One woman’s journey into singing aloud in a crowded theatre
Jayde Atchison // Staff Writer
Hakuna Matata—it means no worries, but when it comes to the 2019 edition of The Lion King there seems to be many worries. I kept hearing dramatically different reviews for the photorealistic remake, as people either loved or hated it. So, I took myself to the theatre on a Saturday night to do some serious research. Warning: there are spoilers ahead with the similarities and differences of the films.
If you are a fan of the original Disney classic, the opening scene will send chills up your spine as it is reminiscent of the iconic 1994 opening credit sequence. To truly age myself, I saw the original in theatres and was a self-proclaimed mega fan with a Lion King duvet, stuffed animals, lounge chair and kitchen set. As much as I loved the 90’s vibe of the original, my breath was taken away when the incredibly detailed face of Rafiki came on screen. The first few minutes had me half expecting David Attenborough to start educating me on why this crowd of animals were marching toward Pride Rock.
The cat characteristics displayed in this movie showcase an attention to detail that I was not expecting. Watching Mufasa and Scar mark their territory by rubbing their heads against rocks created a stunning edge to Disney’s repertoire. In the original, the scenes were filled with multi-coloured dance sequences with unrealistic, but wonderfully creative designs. I haven’t been to Africa (yet), but I am 99 percent sure that glowing neon green would be a highly uncommon geyser colour. Gone are the days where animals wipe their faces on leaves with humanistic traits. Here are the days where the audience can wonder whether some shots are actually capturing real beasts in the wild.
Not only do the scenes hold more realism, they have a darker tone. The moment Simba and Nala go to the Elephant Graveyard and are cornered by hyenas made my skin crawl. We’re talking “stop-eating” scared. The whole movie seems catered to an older audience, as though Disney realized they needed to grow up for their millennial fans, and remodeled the remake accordingly. It feels a little contrived, but I can’t even say I’m mad about it. The recreation of Scar’s solo “Be Prepared” had me wondering how kids might react to its newfound intensity.

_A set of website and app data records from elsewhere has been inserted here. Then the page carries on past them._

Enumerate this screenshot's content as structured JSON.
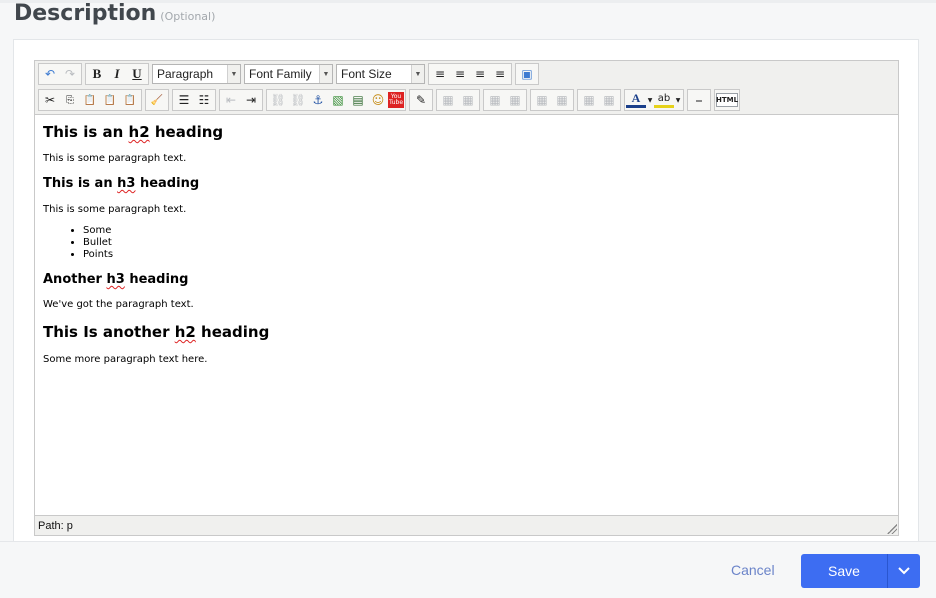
{
  "section": {
    "title": "Description",
    "optional_label": "(Optional)"
  },
  "toolbar": {
    "row1": {
      "undo": "↶",
      "redo": "↷",
      "bold": "B",
      "italic": "I",
      "underline": "U",
      "block_format": "Paragraph",
      "font_family": "Font Family",
      "font_size": "Font Size",
      "align_left": "≡",
      "align_center": "≡",
      "align_right": "≡",
      "align_justify": "≡",
      "fullscreen": "▣"
    },
    "row2": {
      "cut": "✂",
      "copy": "⎘",
      "paste": "📋",
      "paste_text": "📋",
      "paste_word": "📋",
      "cleanup": "🧹",
      "bullet_list": "☰",
      "numbered_list": "☷",
      "outdent": "⇤",
      "indent": "⇥",
      "link": "⛓",
      "unlink": "⛓",
      "anchor": "⚓",
      "image": "▧",
      "media": "▤",
      "emotion": "☺",
      "youtube": "You\nTube",
      "edit": "✎",
      "table_icons": [
        "▦",
        "▦",
        "▦",
        "▦",
        "▦",
        "▦",
        "▦",
        "▦"
      ],
      "forecolor": "A",
      "backcolor": "ab",
      "hr": "⎯",
      "html": "HTML"
    }
  },
  "content": {
    "h2_1_pre": "This is an ",
    "h2_1_spell": "h2",
    "h2_1_post": " heading",
    "p1": "This is some paragraph text.",
    "h3_1_pre": "This is an ",
    "h3_1_spell": "h3",
    "h3_1_post": " heading",
    "p2": "This is some paragraph text.",
    "bullets": [
      "Some",
      "Bullet",
      "Points"
    ],
    "h3_2_pre": "Another ",
    "h3_2_spell": "h3",
    "h3_2_post": " heading",
    "p3": "We've got the paragraph text.",
    "h2_2_pre": "This Is another ",
    "h2_2_spell": "h2",
    "h2_2_post": " heading",
    "p4": "Some more paragraph text here."
  },
  "statusbar": {
    "path": "Path: p"
  },
  "footer": {
    "cancel": "Cancel",
    "save": "Save",
    "save_menu_icon": "chevron-down-icon"
  },
  "colors": {
    "primary": "#3d6df2",
    "cancel": "#6b84c9",
    "heading": "#41474d"
  }
}
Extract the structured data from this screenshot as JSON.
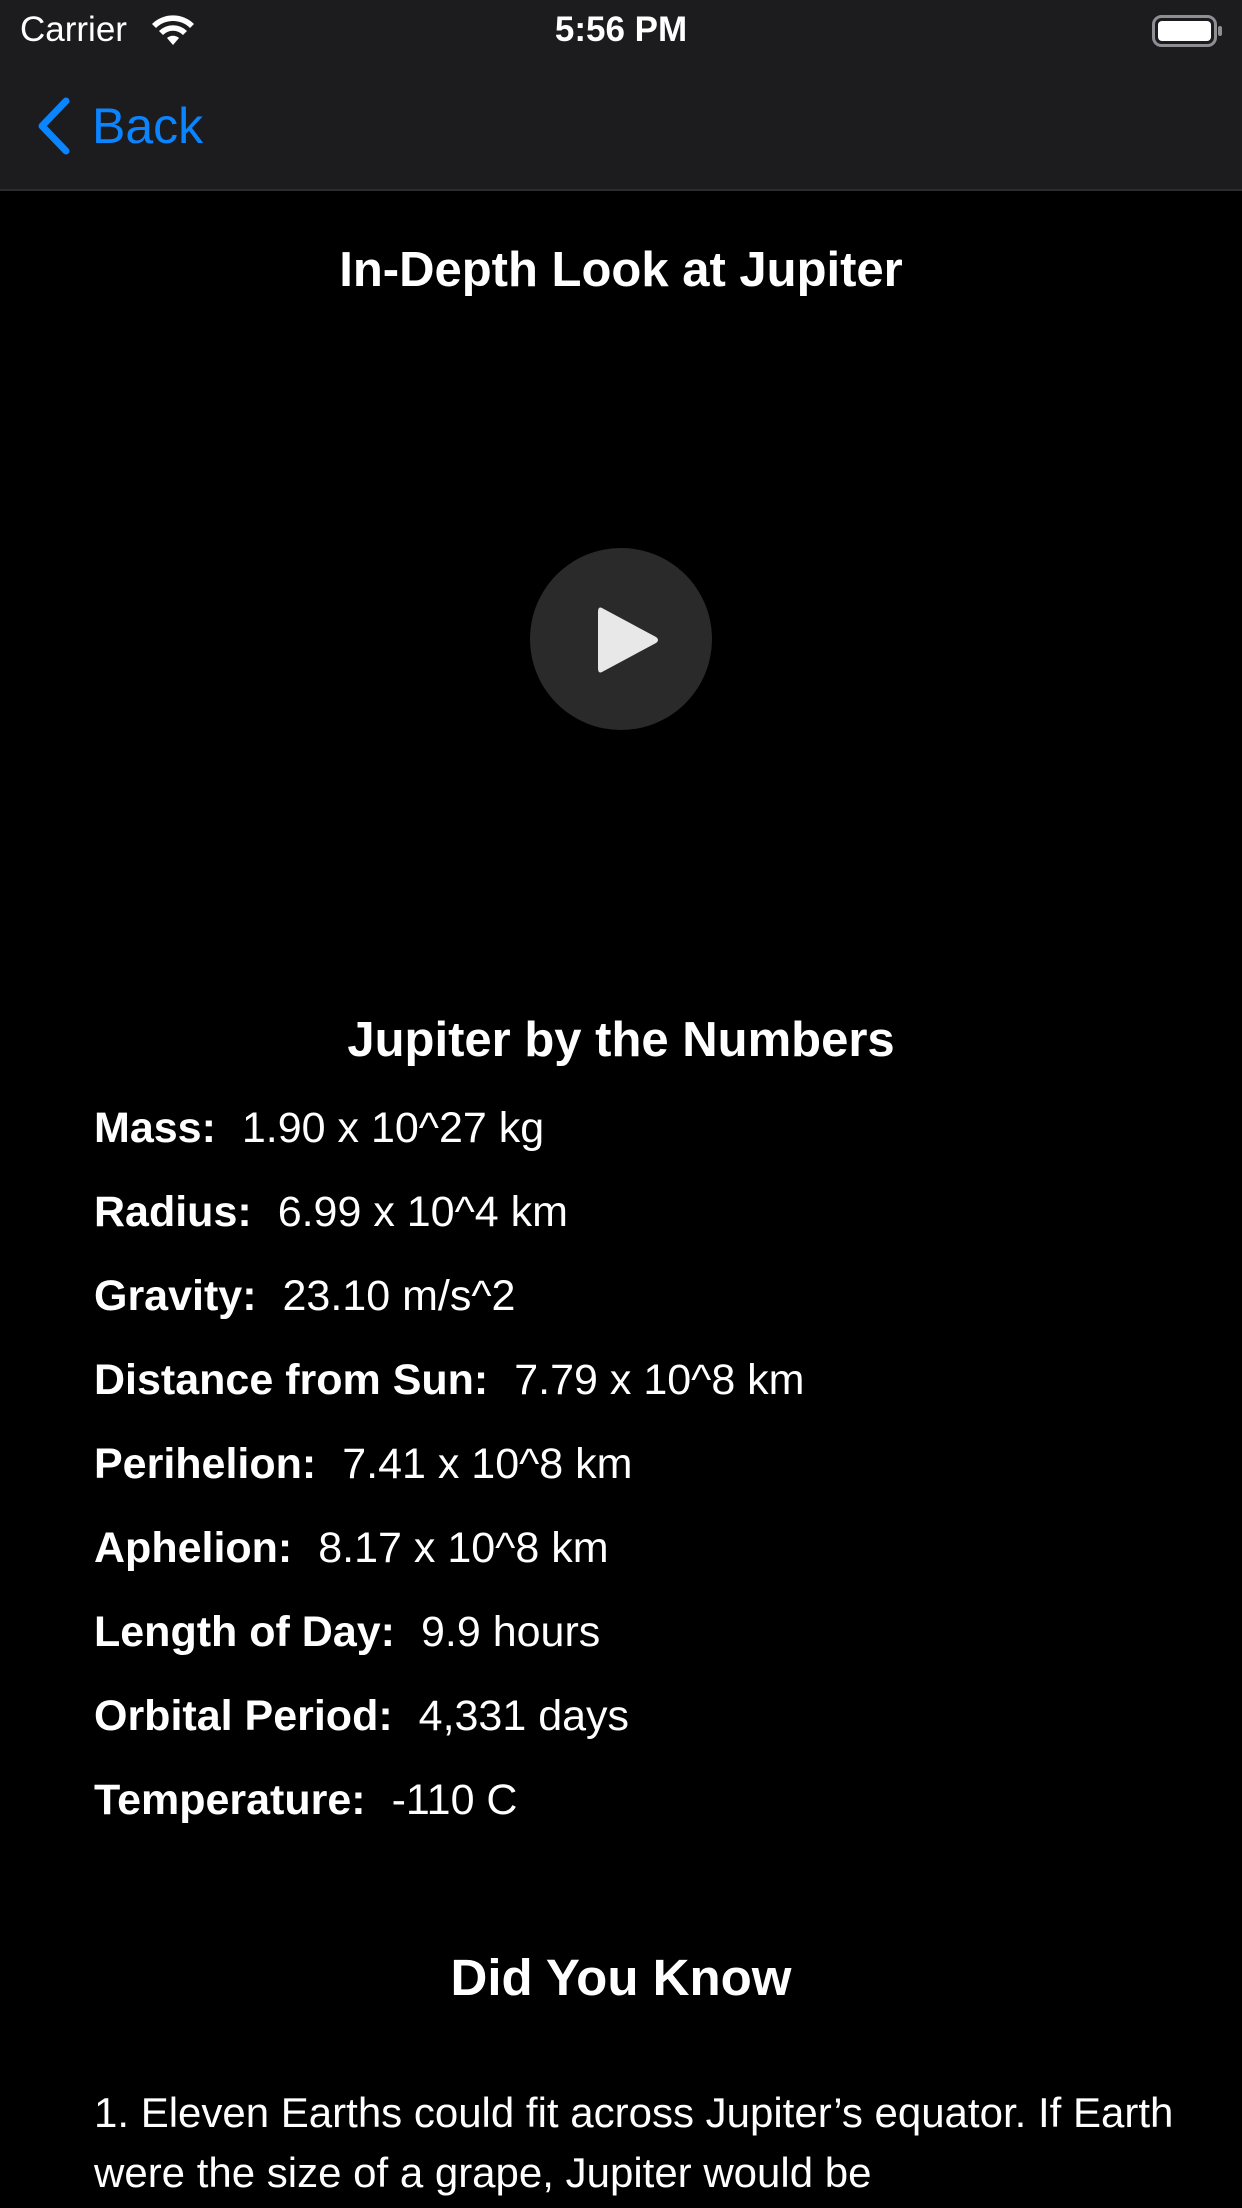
{
  "status_bar": {
    "carrier": "Carrier",
    "time": "5:56 PM",
    "wifi_icon": "wifi-icon",
    "battery_icon": "battery-icon"
  },
  "nav": {
    "back_label": "Back",
    "back_icon": "chevron-left-icon",
    "accent_color": "#0a84ff"
  },
  "page": {
    "title": "In-Depth Look at Jupiter"
  },
  "video": {
    "play_icon": "play-icon"
  },
  "numbers": {
    "title": "Jupiter by the Numbers",
    "stats": [
      {
        "label": "Mass:",
        "value": "1.90 x 10^27 kg"
      },
      {
        "label": "Radius:",
        "value": "6.99 x 10^4 km"
      },
      {
        "label": "Gravity:",
        "value": "23.10 m/s^2"
      },
      {
        "label": "Distance from Sun:",
        "value": "7.79 x 10^8 km"
      },
      {
        "label": "Perihelion:",
        "value": "7.41 x 10^8 km"
      },
      {
        "label": "Aphelion:",
        "value": "8.17 x 10^8 km"
      },
      {
        "label": "Length of Day:",
        "value": "9.9 hours"
      },
      {
        "label": "Orbital Period:",
        "value": "4,331 days"
      },
      {
        "label": "Temperature:",
        "value": "-110 C"
      }
    ]
  },
  "did_you_know": {
    "title": "Did You Know",
    "fact": "1. Eleven Earths could fit across Jupiter’s equator. If Earth were the size of a grape, Jupiter would be"
  }
}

If the PG rating isn’t enough to draw you into the theatre, the casting and musical renditions will be. With a predominantly African American cast, this movie takes over the old westernized Disney films. Names like James Earl Jones, Keegan-Michael Key, Eric André, Beyoncé, and of course Donald Glover, offer an experience no other Disney film has provided. We should really thank James Earl Jones for staying alive and healthy to provide his iconic voice to Mufasa a second time, as the movie may not have been as impactful without that spirit-booming “REMEMBER” reverberating down at the audience.
Any Donald Glover (Childish Gambino) fan has reason enough to see this film to experience the musical masterpieces from the soulful singer himself. As much as I love Matthew Brodrick as our 90’s Simba, Donald Glover is the rightful heir to Pride Rock (and my heart). Simba just can’t wait to be king, but I can’t wait to go listen to this soundtrack on repeat.
So, is this the best or worst thing to happen? Neither, I would say. But in the era of Disney remakes and reboots, The Lion King respectfully sticks to the original storyline, and achieves a realism with deeper and darker appeal. I thought it was beautifully made, and as a millennial I had no shame in singing along to all the songs alone in a theatre.
Planning on checking it out to see where you stand on the line between loving and hating it? Just be warned that all of the memes were right—seeing Mufasa die in HD is just as sad as you think it’s going to be.